Today, there is a big brown bear in class. I can’t tell if it’s a brown bear or a grizzly or if it even matters. What matters is that it lines up on the mat, bows in, warms up, and does the drills just like the rest of us. It shrimps and spider crawls and butt scoots, but no one else seems worried.
It’s time to free-flow roll and I see aftermath blood on the mats and I plead with the jiu-jitsu gods not to be paired with the bear, but though some cosmic cruelty, Coach calls my name and then the bear’s name. I can’t repeat the bear’s name because it’s not like any other name I’ve ever heard. It sounds like how explosions looks. Expanding and fiery. A roaring whoosh.
We slap hands, the bear and I, and bang fists. The bear lunges and I pull guard, which is a thing where I fall back and wrap my legs around its torso real tight. I try to break the bear down, to trap an arm, and pull it in close so I can sweep or shoot a triangle, but the bear pressures my groin. It slices its knee across my thigh, passes my guard, and transitions to side control so I’m pinned to the mat, the bear bearing down on me at a perpendicular angle. It has one bristly paw under my neck, the other across my body to block my hip. It chucks one hind leg over my belly so I’m now in its heavy, awful mount.
My head fills up with noise and pressure. I look for Coach, pray he calls Time! but I cannot find him. I hear nothing but the bear’s hot, heavy breath in my ears, my nose, my heart.
The bear takes my right arm clean off. There’s a series of pops like bands snapping within me but it sounds like something outside of me. It doesn’t hurt, maybe because of adrenaline or the absolute need to stay alive. I don’t know. It takes my left arm too, right below the elbow. I bleed in heartbeats. It severs me fully apart and tosses me in all directions so that I am, collectively speaking, small, steaming piles of unbodied parts everywhere, in each corner of the mat and some in between. I can see this from one corner where my head has rolled.
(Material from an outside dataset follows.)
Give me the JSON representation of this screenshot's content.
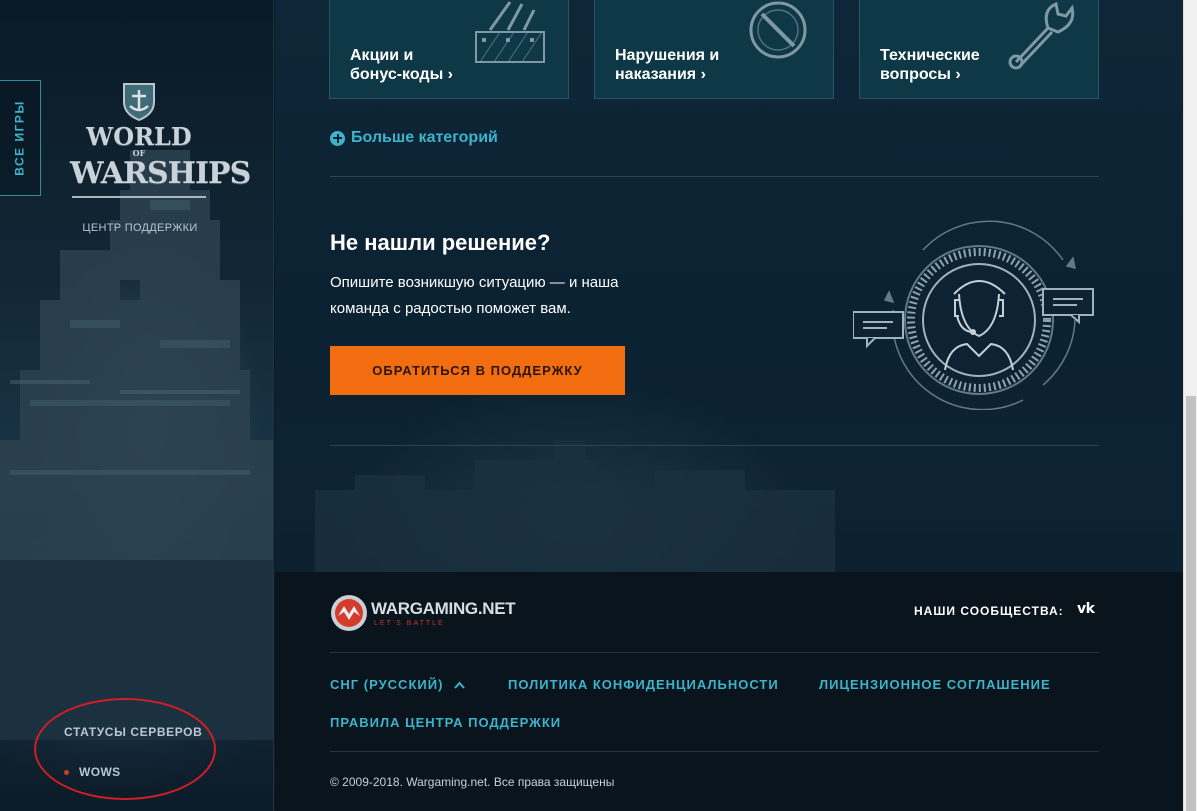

I’ve never been spread so thin.
Anyone would be ashamed for me, but no one is around. Everyone has left.
* * *
The bear gathers me up in it paws, surprisingly gentle now. My nerves have since shut down, and I feel an absolute palpable nothing.
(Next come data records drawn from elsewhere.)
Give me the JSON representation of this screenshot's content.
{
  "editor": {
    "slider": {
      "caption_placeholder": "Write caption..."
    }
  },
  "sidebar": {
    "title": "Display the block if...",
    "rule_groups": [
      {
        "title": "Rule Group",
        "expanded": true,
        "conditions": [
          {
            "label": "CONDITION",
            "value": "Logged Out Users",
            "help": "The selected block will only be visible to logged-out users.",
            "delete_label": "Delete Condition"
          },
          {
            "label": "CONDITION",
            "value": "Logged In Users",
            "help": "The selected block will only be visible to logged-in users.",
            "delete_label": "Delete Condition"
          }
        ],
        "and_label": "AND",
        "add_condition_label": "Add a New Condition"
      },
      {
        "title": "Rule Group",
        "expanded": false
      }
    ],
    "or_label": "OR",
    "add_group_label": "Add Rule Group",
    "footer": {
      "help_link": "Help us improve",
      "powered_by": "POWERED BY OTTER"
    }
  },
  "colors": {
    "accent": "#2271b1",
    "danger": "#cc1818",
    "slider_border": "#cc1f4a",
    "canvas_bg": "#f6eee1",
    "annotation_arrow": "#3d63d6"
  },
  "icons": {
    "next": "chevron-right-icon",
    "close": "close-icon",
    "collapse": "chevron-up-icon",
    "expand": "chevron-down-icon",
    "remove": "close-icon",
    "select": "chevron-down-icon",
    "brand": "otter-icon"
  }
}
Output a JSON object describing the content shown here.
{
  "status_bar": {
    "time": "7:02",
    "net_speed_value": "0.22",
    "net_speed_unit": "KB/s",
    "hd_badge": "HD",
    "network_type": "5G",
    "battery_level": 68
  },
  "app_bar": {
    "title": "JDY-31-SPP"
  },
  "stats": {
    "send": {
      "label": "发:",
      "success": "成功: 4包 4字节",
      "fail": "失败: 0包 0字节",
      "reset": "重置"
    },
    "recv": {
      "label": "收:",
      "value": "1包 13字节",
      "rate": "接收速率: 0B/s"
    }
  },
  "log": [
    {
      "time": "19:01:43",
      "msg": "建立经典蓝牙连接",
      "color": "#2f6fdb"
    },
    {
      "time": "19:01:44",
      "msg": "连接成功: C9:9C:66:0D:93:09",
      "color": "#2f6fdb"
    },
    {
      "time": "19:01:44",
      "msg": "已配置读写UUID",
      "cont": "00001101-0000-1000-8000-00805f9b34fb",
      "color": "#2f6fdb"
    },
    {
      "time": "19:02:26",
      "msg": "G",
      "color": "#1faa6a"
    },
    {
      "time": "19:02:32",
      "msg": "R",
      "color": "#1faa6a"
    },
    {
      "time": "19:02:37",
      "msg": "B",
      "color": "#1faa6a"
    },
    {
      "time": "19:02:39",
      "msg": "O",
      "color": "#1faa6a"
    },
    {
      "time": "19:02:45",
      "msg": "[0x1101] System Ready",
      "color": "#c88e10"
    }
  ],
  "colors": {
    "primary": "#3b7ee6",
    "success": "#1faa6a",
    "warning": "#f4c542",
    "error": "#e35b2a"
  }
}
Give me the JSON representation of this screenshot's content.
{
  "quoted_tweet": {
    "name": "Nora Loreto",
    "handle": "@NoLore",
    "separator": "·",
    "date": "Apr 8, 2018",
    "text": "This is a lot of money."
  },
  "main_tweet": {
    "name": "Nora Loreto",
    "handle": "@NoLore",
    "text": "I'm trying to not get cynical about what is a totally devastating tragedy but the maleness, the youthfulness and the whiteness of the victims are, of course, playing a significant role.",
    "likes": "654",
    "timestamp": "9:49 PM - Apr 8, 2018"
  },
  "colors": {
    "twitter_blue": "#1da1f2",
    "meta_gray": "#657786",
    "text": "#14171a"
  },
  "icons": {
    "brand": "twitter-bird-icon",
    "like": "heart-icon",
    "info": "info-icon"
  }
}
The bear carries me outside like a tender lover and sets me down on the concrete close to the Italian restaurant, closed but with its lights still buzzing neon, nonetheless.
Before the bear leaves, it places my head atop the pile of my body parts. I topple over an elbow, an ankle. I see one thing, then another, and settle in a crevice between a heel and a shoulder blade. My eyes angle toward the sky.
I’ve been training for months. Since I started, I’ve learned not to panic when being smothered by a large, sweaty man twice my size. I’ve learned that ringworm is a fungus, not a worm, and it’s easily treatable. I’ve learned to push past tangy armpits and mushroomy crotches.
Whatever I need to learn about the bear has escaped me indefinitely.
* * *
Night has come, and I wonder where my teammates have gone. Krumpus, who sweats overly roasted coffee beans. Jackie who has toes like billy goats. Brennan who emits springtime detergent. Brooks with his mothball breath. Dwayne and his mildewed gi. Big Ben. Charlie. Jun. Chunky. Feebles. Tony. They’re all gone.
The moon is directly above me. Me: deconstructed. A sum of my parts. A pile, twisted, torn, and turning to jelly. A thin breath of clouds pass across the moon’s familiar face. To me the face of the moon looks like someone balancing on a skateboard, and he’s coming right at me. I’ve never known anyone else who sees this. Please tell me if you do.